- **Exercise requirements**: In the copy, include every record below exactly as it appears, but no pictures.
=======
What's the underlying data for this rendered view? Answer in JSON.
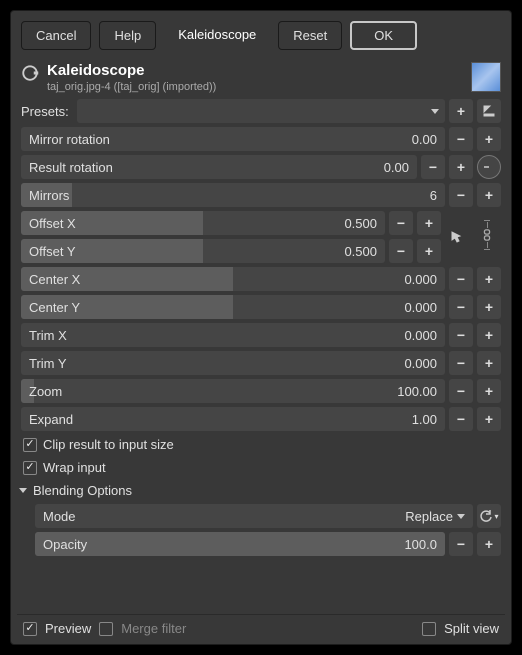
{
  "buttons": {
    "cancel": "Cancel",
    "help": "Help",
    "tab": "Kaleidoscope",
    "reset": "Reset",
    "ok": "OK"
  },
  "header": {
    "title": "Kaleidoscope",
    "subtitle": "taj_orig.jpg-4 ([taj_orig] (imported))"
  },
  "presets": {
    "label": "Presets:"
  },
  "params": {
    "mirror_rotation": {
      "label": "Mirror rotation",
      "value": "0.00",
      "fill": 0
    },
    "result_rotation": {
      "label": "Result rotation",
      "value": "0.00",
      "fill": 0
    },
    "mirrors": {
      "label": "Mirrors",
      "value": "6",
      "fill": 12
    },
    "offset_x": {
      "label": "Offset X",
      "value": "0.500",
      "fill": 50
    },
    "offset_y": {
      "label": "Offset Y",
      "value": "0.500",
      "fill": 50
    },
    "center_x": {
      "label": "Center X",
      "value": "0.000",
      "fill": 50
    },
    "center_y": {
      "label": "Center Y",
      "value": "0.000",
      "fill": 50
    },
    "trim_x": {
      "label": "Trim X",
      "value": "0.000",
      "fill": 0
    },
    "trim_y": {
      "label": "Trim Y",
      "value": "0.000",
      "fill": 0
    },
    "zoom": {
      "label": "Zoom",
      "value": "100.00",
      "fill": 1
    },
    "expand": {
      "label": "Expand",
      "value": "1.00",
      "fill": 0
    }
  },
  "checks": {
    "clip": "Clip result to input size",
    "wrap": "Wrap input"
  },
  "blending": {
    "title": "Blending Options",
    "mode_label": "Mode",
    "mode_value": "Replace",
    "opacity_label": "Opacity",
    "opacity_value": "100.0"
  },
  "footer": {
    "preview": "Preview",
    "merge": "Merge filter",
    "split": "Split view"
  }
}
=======
- **Written reply**:
What's the underlying data for this rendered view? Answer in JSON.
{
  "buttons": {
    "cancel": "Cancel",
    "help": "Help",
    "tab": "Kaleidoscope",
    "reset": "Reset",
    "ok": "OK"
  },
  "header": {
    "title": "Kaleidoscope",
    "subtitle": "taj_orig.jpg-4 ([taj_orig] (imported))"
  },
  "presets": {
    "label": "Presets:"
  },
  "params": {
    "mirror_rotation": {
      "label": "Mirror rotation",
      "value": "0.00",
      "fill": 0
    },
    "result_rotation": {
      "label": "Result rotation",
      "value": "0.00",
      "fill": 0
    },
    "mirrors": {
      "label": "Mirrors",
      "value": "6",
      "fill": 12
    },
    "offset_x": {
      "label": "Offset X",
      "value": "0.500",
      "fill": 50
    },
    "offset_y": {
      "label": "Offset Y",
      "value": "0.500",
      "fill": 50
    },
    "center_x": {
      "label": "Center X",
      "value": "0.000",
      "fill": 50
    },
    "center_y": {
      "label": "Center Y",
      "value": "0.000",
      "fill": 50
    },
    "trim_x": {
      "label": "Trim X",
      "value": "0.000",
      "fill": 0
    },
    "trim_y": {
      "label": "Trim Y",
      "value": "0.000",
      "fill": 0
    },
    "zoom": {
      "label": "Zoom",
      "value": "100.00",
      "fill": 1
    },
    "expand": {
      "label": "Expand",
      "value": "1.00",
      "fill": 0
    }
  },
  "checks": {
    "clip": "Clip result to input size",
    "wrap": "Wrap input"
  },
  "blending": {
    "title": "Blending Options",
    "mode_label": "Mode",
    "mode_value": "Replace",
    "opacity_label": "Opacity",
    "opacity_value": "100.0"
  },
  "footer": {
    "preview": "Preview",
    "merge": "Merge filter",
    "split": "Split view"
  }
}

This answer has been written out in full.